John Bailey: Strictly Come Dancing or angling ... timing is everything
PUBLISHED: 19:21 23 September 2019 | UPDATED: 19:21 23 September 2019
Strictly Come Dancing is my guilty pleasure on a Saturday evening when I am left exhausted by the week just gone.
Amidst the sequins and sparkling teeth, there's even a grain of sense from time to time. Last Saturday, for example, judge Bruno said that timing in dancing, as in comedy, is everything. Silly man. He actually meant timing in angling where it really does reign supreme.
Ten years ago, I lived up in Salthouse and whenever I could I would walk down to the beach there as the sun set. It was generally a gloriously uplifting part of the day, but this one evening I could hear the gulls before I could see them. I crested the old sea wall and the tiny whitebait-type fry and fingerlings were in the surf in biblical numbers. Tiny fish were showering out of the water pursued by mackerel which were in turn being gorged upon by the bass. Further out, seals were cruising, mopping up everything they could get. It was like something out of Attenborough. I sprinted to the cottage, grabbed a lure rod and had 10 minutes to catch two mackerel and one bass before the spree was over and the North Sea donned its grey, impenetrable mask once more.
I failed to get my timing right on Sunday, though. I have always longed to achieve the perfect kingfisher photograph, the image to make the world gasp. Three days ago I had it in my grasp. In the early light, with the sun radiant, a pair of the halcyon birds had buzzed the lake for minutes, a super show of sound and colour. I had all the time in the world to take a chance and take my camera out, fit a long lens and keep my fingers crossed. I didn't bother. My time had come and one of the birds arrowed onto the old mooring post four feet from me, where it spent a full two minutes preening, looking this way and that and generally making himself look gorgeous. Fool that I am.
So, my fault then and no mistake, but my timing had been good on the previous Thursday when it was ill chance to let me down. On one of my river walks, by sheer good luck, a hefty barbel showed itself in a long golden gleam along a gravel bank. What timing was that, gifted me by the fishing gods? This was my chance, this was my time to catch a fish rare as a golden goose and I was back with gear within the half hour. I saw the fish, 10lb at the least, I stalked it and I weaned it onto small red pellets. My plan was perfect, my bait was hooked and my cast was about to be made when three canoe loads of laughing, splashing, loudly-swearing lads appeared out of the upstream willows. Blown. I'm not entirely sure that barbel has stopped fleeing yet.

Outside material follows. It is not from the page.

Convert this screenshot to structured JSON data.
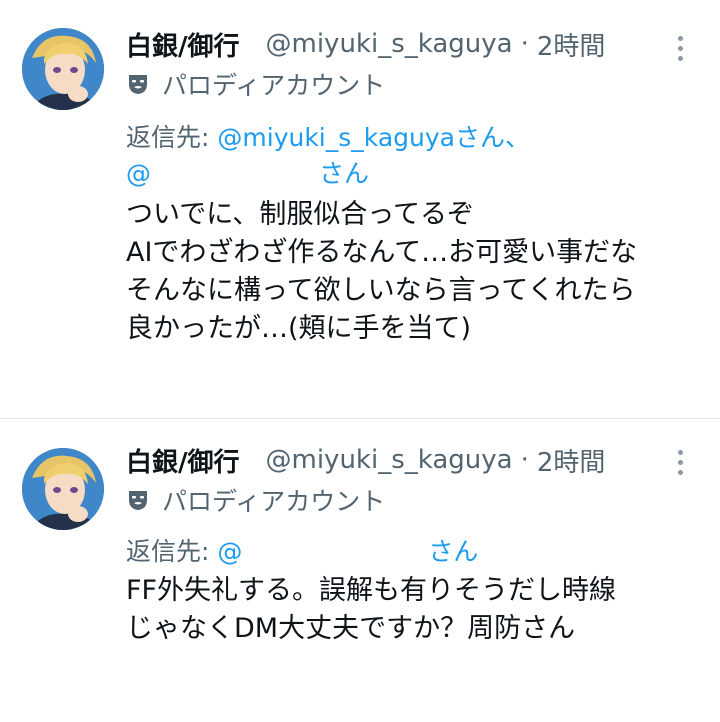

Friday, I had a long gruelling day on the river with a cherished friend wanting to catch a chub. I have said repeatedly that chub in low, brightly lit water are a massive ask, but this day we nearly got it right. I'd been to Sainsbury's and bought myself a dozen raw giant prawns that looked and smelled not unlike signal crayfish. My friend immediately sniffed the plan and we set off to walk five miles, dropping those killer prawns into every chub hole we came to. In one way, we succeeded magnificently. Over the course of the day we recorded eight smash and grab bites from chub that evidently thought they were looking at crayfish that they would die for rather than let escape. In the conditions that was an extraordinary result, but we failed in so far as we, or he, missed every one. Of course, we fiddled with hook size, hook placement and even cut down the size of the bait by judicious use of the scissors. Still those chub got the better of us and escaped chuckling, on four occasions with a free prawn between their lips. Not funny at a quid a throw, we felt.
My pal said enough was enough and he left me as an Indian summer sun sank towards the horizon. A voice said timing to me, it's all about timing. So I took the last prawn and flicked it on a size four under my last target bush. In a minute, the line sang tight but I gave slack and sat on my hands for just 15 seconds or so. Six pounds on the nose it went, the result of a quarter of a minute's time.
Perhaps best of all was a mahoosive carp that came along just a day or so back. I took a mate (aren't they the lucky ones?) to a swim that has produced 12 carp in 12 visits over the past three seasons. Nothing unusual in that, but every fish, bar none, has come along between 3pm and 4pm in the afternoon. We still arrived early doors, of course, and whilst the hours crept by and my friend's face lengthened I maintained my cheery optimism. No matter, I told him. it is all a matter of timing. And the time was 3.5 pm when the slack pulled straight, when the rod tip bounced and the alarm burst into life. We asked that mighty mirror why she and her chums always came along during that single, golden hour, but we got no reply. If she'd had one though, she might well have just looked at her watch.